EL CAJON (CNS) - Authorities Thursday rescued 78 dogs living in drastically unsanitary conditions in a small, filth-ridden home at the foot of Fletcher Hills.
A neighbor reported the unhealthy situation at the house in the 700 block of El Monte Avenue in El Cajon, and police notified the San Diego Humane Society this morning, according to Humane Society officials.
Officers with the animal-welfare agency found 78 small canines, including terrier, Chihuahua and Dachshund mixes, in the modest single-story residence, the floors of which were covered in feces up to a foot deep in places, said Stephen MacKinnon, law enforcement chief for the organization.

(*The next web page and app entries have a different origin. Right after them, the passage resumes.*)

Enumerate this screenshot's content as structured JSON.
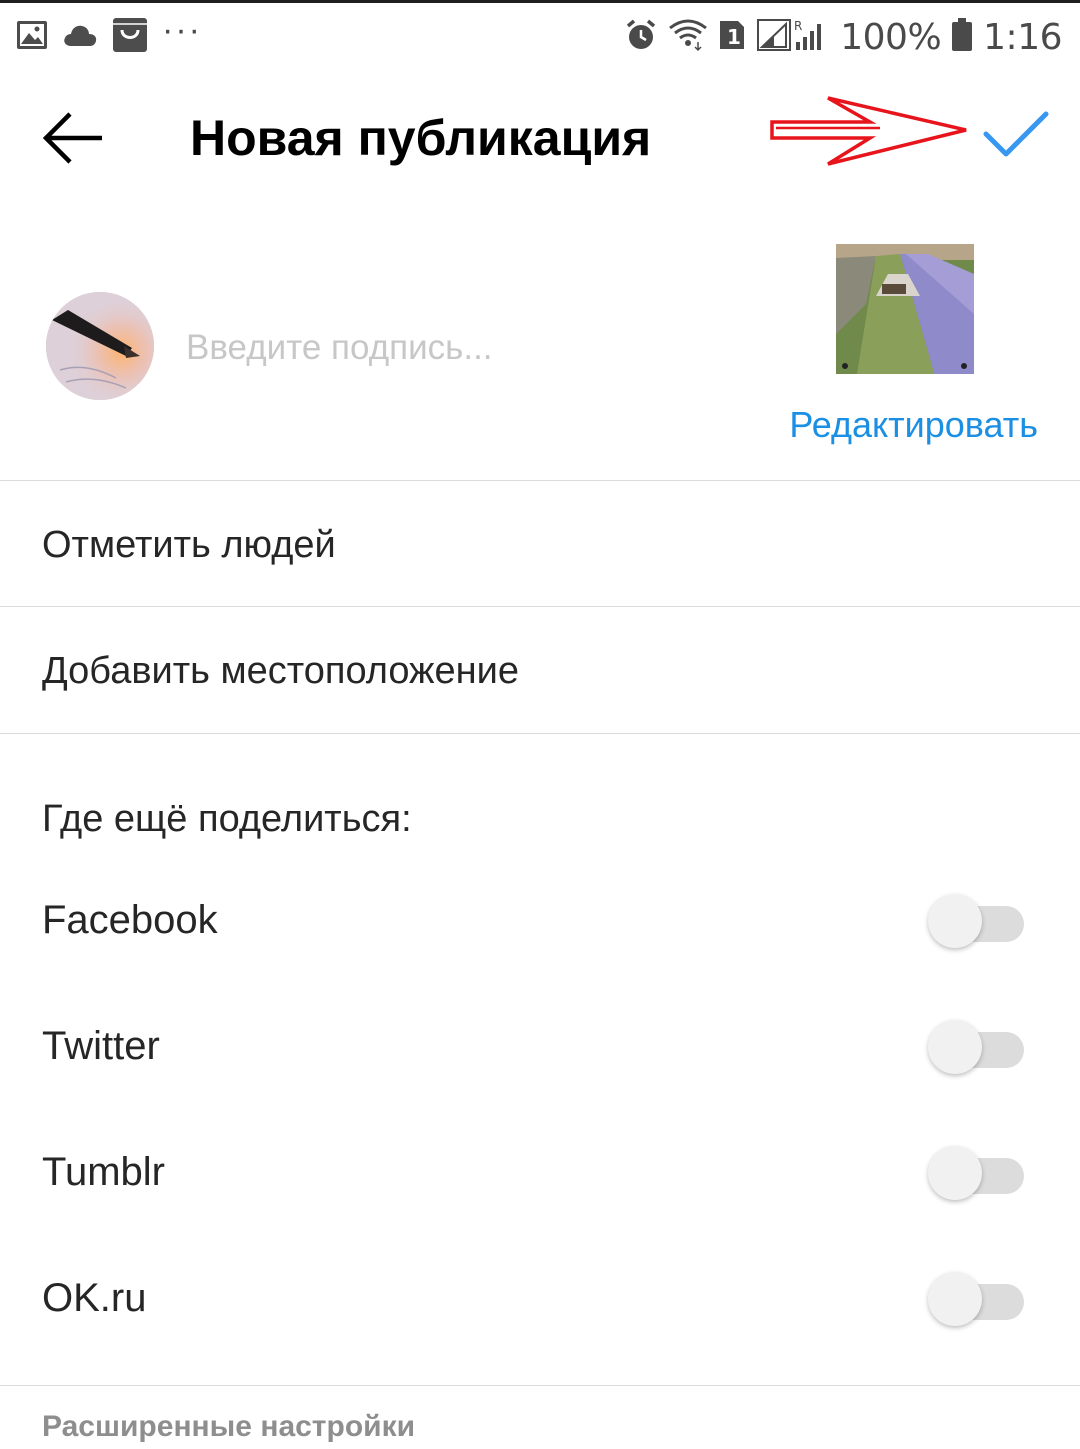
{
  "status_bar": {
    "battery_percent": "100%",
    "time": "1:16",
    "sim_slot": "1",
    "roaming_indicator": "R",
    "icons": [
      "gallery-icon",
      "cloud-icon",
      "shopping-bag-icon",
      "more-dots-icon",
      "alarm-icon",
      "wifi-icon",
      "sim-icon",
      "signal-icon",
      "battery-icon"
    ]
  },
  "header": {
    "title": "Новая публикация",
    "back_icon": "arrow-left-icon",
    "confirm_icon": "checkmark-icon",
    "accent_color": "#3897f0",
    "annotation_color": "#e8141b"
  },
  "caption": {
    "placeholder": "Введите подпись...",
    "value": "",
    "edit_label": "Редактировать",
    "edit_color": "#1a8fe3"
  },
  "options": {
    "tag_people": "Отметить людей",
    "add_location": "Добавить местоположение"
  },
  "share": {
    "title": "Где ещё поделиться:",
    "items": [
      {
        "label": "Facebook",
        "enabled": false
      },
      {
        "label": "Twitter",
        "enabled": false
      },
      {
        "label": "Tumblr",
        "enabled": false
      },
      {
        "label": "OK.ru",
        "enabled": false
      }
    ]
  },
  "advanced": {
    "label": "Расширенные настройки"
  }
}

The personnel initially were unable to remain in the home for more than a minute or so at a time due to the overpowering reek inside, including that of ammonia from a heavy buildup of urine, MacKinnon said.
Once equipped with respirators, the workers began removing the dogs, most of them young and some still puppies, from the house near Parkway Plaza mall. A veterinary team examined the animals triage-style at the scene before sending them to the Humane Society's Morena-area shelter for further health evaluations.
The dogs all appeared to be well-fed, and none seemed to be in dire shape, according to MacKinnon. Some, however, showed signs of possible skin and respiratory ailments, he said.
The resident who had hoarded the animals was cooperative with authorities. He told them he had gradually gotten carried away with collecting dogs and wound up overwhelmed by the task of caring for the pack while increasingly distracted by personal problems, MacKinnon said.
The man, whose name was not released, told officials he was interested in eventually reclaiming a few of his pets, if possible. To do so, he would have to apply for adoption and undergo a strict approval process, including an evaluation of the environment in which the dogs would live, according to the Humane Society.
The home was declared uninhabitable and likely will have to be demolished due to the extent of the contamination, which likely permeated the structure itself, MacKinnon said.